Watermelon comprises 92% of water and is capable of keeping you hydrated. This is highly important as being hydrated is crucial to regulate body temperature, prevent infection, and ensure the proper function of organs. What is more, due to the increased water content of watermelon, it can make you feel fuller for a longer period, thereby reducing the amount of food you consume, which ultimately leads to weight loss.
Vitamin C is crucial to the human body. Thankfully, watermelon contains a significant amount of vitamin C; in fact, 100 grams of watermelon contains 3.72 grams of vitamin C and one cup of fresh fruit can provide 20% of the daily requirement of vitamin C. Therefore, the consumption of watermelon reduces the risk of vitamin C deficiency and related health conditions. Also, as an antioxidant, it is capable of protecting the oxidation of LDL and HDL, thereby preventing cell damage by free radicals (19).
Mangosteen is known as the queen of fruits, due to its sweet, sour taste that stands out. It belongs to the family of Clusiaceae and is suggested to have originated from Southeast Asia. Mangosteen is known only as a cultivated species and can be found in Southeast Asian nations like Indonesia, Malaysia, Sri Lanka, the Philippines, and Thailand. The fruit of mangosteen may seem peculiar at first glance as it has a dark-purple or reddish rind and the white edible pulp inside it. Though it is a little curious-looking, its taste is tantalizing and you won’t be able to get enough of it!
Mangosteen has been consumed as a fruit for centuries by locals. It also has well-known uses in alternative systems of medicine where the fruit hull, the bark, and the roots are utilized to treat various ailments. For example, in China, India, Thailand, and other parts of Asia, the dried and powdered fruit hull is used as antimicrobial agents and antiparasitics in the treatment of dysentery. It is also used to treat wounds and chronic ulcers. Tea made from the fruit is used as a tonic for fatigue and low energy (20). In terms of traditional indigenous medicine across Southeast Asia, mangosteen is used to fight infections, heal wounds, and treat diarrhoea and related gastrointestinal conditions (21).
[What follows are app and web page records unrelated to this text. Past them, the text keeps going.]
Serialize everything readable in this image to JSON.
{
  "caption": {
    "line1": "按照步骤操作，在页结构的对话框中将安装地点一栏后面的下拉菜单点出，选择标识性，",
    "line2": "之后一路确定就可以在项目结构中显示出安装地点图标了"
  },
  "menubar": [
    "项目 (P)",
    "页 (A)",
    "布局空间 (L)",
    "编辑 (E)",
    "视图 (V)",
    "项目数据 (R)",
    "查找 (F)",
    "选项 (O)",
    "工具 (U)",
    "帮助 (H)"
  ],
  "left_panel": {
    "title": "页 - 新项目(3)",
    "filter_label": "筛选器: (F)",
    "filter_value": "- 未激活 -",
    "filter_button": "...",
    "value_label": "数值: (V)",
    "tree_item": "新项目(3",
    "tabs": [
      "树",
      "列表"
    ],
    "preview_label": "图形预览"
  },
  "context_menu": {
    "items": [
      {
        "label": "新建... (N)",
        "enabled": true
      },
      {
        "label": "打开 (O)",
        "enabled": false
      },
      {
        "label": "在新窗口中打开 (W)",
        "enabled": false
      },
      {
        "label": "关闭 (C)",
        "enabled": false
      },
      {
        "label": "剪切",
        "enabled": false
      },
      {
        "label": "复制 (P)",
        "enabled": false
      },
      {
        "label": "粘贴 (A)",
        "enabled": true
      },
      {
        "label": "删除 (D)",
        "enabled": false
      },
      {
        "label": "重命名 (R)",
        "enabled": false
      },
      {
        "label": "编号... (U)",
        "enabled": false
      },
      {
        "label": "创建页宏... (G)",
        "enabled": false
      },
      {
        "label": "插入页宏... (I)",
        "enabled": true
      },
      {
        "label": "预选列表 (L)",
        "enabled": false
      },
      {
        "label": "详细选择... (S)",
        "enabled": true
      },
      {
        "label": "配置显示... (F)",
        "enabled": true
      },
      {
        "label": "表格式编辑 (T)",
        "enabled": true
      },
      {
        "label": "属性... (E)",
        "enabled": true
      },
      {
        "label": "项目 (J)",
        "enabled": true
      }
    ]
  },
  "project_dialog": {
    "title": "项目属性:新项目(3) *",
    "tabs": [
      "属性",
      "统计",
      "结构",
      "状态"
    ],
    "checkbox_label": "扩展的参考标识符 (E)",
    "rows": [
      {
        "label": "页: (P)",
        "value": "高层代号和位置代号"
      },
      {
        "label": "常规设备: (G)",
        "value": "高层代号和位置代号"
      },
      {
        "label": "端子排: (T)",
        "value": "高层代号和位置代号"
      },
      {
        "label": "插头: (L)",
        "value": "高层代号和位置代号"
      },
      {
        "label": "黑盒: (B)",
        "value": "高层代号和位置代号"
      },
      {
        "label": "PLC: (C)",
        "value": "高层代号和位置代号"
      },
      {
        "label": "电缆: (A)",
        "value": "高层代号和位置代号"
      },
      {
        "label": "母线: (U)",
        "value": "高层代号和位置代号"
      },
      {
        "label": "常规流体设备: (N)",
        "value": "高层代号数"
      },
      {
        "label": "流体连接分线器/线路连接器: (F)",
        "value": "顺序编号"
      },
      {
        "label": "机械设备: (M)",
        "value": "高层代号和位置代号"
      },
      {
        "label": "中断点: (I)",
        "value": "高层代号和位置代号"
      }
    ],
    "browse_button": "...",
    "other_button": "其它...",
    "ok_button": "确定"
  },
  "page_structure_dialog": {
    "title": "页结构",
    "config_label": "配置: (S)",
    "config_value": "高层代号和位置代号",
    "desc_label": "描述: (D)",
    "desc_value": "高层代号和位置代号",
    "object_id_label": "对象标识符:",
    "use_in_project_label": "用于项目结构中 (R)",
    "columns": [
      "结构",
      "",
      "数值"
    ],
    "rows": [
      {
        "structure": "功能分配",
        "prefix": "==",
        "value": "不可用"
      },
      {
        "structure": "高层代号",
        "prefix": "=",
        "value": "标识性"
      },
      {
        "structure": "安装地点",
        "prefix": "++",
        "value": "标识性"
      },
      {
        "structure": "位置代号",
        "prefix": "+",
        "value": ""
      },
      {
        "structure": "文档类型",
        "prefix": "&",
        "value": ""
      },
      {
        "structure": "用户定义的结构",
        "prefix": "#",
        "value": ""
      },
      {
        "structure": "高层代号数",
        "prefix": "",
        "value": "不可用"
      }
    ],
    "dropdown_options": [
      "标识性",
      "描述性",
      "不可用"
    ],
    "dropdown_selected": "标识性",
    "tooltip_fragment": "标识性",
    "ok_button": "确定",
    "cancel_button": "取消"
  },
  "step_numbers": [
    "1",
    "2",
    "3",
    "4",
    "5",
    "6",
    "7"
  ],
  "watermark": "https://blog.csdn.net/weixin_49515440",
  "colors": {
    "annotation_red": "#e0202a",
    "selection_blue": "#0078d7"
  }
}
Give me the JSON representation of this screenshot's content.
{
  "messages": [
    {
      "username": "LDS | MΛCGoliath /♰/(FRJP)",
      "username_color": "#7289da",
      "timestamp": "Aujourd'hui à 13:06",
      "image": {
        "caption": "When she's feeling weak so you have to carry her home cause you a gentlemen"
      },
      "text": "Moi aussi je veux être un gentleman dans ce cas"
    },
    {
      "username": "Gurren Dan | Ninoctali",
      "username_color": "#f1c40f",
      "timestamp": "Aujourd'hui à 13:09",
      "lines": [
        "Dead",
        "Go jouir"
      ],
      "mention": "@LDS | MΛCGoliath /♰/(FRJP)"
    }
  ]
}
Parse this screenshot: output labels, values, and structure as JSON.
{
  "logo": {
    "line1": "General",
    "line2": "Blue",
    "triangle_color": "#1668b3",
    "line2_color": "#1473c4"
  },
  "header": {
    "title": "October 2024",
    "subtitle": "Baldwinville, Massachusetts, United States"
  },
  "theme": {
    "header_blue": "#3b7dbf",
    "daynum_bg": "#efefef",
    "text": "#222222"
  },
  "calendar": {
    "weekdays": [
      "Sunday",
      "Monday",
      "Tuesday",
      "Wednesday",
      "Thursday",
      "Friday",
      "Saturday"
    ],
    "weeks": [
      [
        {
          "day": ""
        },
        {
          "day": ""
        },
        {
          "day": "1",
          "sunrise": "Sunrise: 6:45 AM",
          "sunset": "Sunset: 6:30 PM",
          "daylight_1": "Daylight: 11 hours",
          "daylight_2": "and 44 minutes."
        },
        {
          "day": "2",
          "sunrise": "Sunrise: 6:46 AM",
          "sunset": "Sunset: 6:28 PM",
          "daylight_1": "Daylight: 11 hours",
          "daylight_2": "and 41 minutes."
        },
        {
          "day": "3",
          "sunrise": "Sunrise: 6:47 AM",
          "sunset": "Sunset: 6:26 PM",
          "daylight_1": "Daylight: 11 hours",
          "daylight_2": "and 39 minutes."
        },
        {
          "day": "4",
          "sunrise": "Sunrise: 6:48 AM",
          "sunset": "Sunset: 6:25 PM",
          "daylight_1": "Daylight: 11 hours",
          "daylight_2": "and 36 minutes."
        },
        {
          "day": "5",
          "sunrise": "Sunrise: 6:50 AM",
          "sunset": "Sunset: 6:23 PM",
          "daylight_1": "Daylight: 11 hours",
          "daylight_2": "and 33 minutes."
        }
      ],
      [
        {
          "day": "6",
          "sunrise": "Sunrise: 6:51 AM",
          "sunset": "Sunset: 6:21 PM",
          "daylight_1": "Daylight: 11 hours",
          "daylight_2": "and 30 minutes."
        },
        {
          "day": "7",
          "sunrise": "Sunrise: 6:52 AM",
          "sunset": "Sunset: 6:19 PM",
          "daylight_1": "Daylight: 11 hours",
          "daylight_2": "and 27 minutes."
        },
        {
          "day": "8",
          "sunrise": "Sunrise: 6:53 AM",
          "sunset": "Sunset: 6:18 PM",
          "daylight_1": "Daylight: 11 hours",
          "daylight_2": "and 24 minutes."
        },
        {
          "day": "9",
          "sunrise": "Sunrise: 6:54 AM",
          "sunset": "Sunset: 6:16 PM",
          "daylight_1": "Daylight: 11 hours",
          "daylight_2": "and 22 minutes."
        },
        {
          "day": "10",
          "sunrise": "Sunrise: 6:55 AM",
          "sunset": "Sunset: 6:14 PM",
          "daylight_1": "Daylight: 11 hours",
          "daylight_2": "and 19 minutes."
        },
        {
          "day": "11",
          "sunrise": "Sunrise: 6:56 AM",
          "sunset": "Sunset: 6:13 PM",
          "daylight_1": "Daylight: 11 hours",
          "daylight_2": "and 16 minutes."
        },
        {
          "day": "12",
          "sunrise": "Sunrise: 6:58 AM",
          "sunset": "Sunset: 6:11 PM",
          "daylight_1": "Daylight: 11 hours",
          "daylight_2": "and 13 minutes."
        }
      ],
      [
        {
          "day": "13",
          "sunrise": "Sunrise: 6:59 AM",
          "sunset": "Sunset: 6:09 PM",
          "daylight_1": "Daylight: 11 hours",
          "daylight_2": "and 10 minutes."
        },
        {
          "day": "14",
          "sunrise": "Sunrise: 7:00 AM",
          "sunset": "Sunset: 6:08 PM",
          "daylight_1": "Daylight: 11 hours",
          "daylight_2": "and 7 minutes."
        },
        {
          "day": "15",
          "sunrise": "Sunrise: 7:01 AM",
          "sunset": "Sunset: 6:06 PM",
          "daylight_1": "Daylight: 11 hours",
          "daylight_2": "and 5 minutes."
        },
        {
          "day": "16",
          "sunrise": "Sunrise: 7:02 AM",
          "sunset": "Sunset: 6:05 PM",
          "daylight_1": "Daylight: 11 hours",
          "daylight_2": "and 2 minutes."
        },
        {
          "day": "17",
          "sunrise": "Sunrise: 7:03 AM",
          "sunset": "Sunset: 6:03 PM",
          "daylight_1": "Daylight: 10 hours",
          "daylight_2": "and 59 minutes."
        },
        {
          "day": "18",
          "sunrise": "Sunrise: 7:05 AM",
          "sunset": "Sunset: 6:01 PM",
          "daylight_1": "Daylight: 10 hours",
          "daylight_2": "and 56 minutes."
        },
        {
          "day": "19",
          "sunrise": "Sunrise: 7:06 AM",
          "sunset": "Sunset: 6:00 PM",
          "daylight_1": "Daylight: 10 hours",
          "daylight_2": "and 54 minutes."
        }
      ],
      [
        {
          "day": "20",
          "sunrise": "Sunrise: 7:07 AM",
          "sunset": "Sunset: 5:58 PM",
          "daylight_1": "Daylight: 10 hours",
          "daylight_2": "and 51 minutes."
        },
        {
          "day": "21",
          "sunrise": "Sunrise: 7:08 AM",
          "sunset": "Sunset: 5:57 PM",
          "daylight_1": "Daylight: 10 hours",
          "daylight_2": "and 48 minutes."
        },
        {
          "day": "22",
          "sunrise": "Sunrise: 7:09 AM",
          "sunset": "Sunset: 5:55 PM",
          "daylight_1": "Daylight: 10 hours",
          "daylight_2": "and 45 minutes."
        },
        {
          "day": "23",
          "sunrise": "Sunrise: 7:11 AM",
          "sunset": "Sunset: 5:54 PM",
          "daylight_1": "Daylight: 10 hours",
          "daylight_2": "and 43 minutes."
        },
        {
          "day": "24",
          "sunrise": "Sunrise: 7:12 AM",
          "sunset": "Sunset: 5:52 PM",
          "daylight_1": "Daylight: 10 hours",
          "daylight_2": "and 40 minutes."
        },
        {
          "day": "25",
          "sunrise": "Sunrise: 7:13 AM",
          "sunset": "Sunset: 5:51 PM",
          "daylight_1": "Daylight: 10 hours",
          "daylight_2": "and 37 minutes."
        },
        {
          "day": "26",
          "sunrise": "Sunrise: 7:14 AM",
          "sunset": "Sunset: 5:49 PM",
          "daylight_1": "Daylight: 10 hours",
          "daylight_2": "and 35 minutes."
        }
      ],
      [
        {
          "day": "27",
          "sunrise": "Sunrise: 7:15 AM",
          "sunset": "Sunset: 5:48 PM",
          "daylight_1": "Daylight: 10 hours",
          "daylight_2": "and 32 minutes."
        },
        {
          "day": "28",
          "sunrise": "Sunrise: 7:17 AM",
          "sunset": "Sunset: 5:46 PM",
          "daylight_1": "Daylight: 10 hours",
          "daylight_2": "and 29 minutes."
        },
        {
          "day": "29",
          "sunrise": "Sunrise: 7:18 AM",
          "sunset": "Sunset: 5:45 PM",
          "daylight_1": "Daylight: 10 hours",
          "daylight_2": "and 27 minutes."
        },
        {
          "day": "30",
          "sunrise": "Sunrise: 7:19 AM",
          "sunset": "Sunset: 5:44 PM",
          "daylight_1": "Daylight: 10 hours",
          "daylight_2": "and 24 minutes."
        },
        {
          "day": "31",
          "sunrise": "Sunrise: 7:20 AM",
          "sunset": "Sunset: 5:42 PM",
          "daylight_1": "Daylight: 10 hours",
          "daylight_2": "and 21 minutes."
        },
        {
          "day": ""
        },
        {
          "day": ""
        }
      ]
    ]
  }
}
Studies suggest that mangosteen has antidiabetic activity. An α‐ amylase inhibitory effect was depicted in Garci Mangostin A, a new xanthone from the mangosteen pericarp extract, indicating that mangosteen can decrease postprandial glucose absorption, meaning that mangosteen effectively reduces the post-meal glucose absorption. Therefore, the consumption of mangosteen is beneficial for the treatment and prevention of diabetes (23).
The extract of the mangosteen fruit and xanthones extracted from its pericarp has displayed anticancer properties, meaning that they cause an antitumor effect in several types of cancers. It is reported that they are active in models of leukaemia and melanoma, colon, breast, lung, cervical, and prostate carcinomas cancer. Research has further found that their effects include the prevention of metastasis and angiogenesis (22).
Research has found that mangosteen extract is capable of reducing heart disease risk factors like bad cholesterol (LDL cholesterol) and triglycerides while increasing good cholesterols. Also, as mangosteen contains a significant amount of potassium, it can weed out the negative effects of excessive salt intake, thus increasing heart health by promoting normal heart rate and reducing the risk of coronary attacks (24).
Due to the country’s diverse climatic regions, Sri Lanka produces a wide variety of fruits, nuts, and vegetables. The manufacturing and exporting of more than 9000 tonnes of produce annually solidify Sri Lanka as a major exporter of fruits, nuts, and vegetables.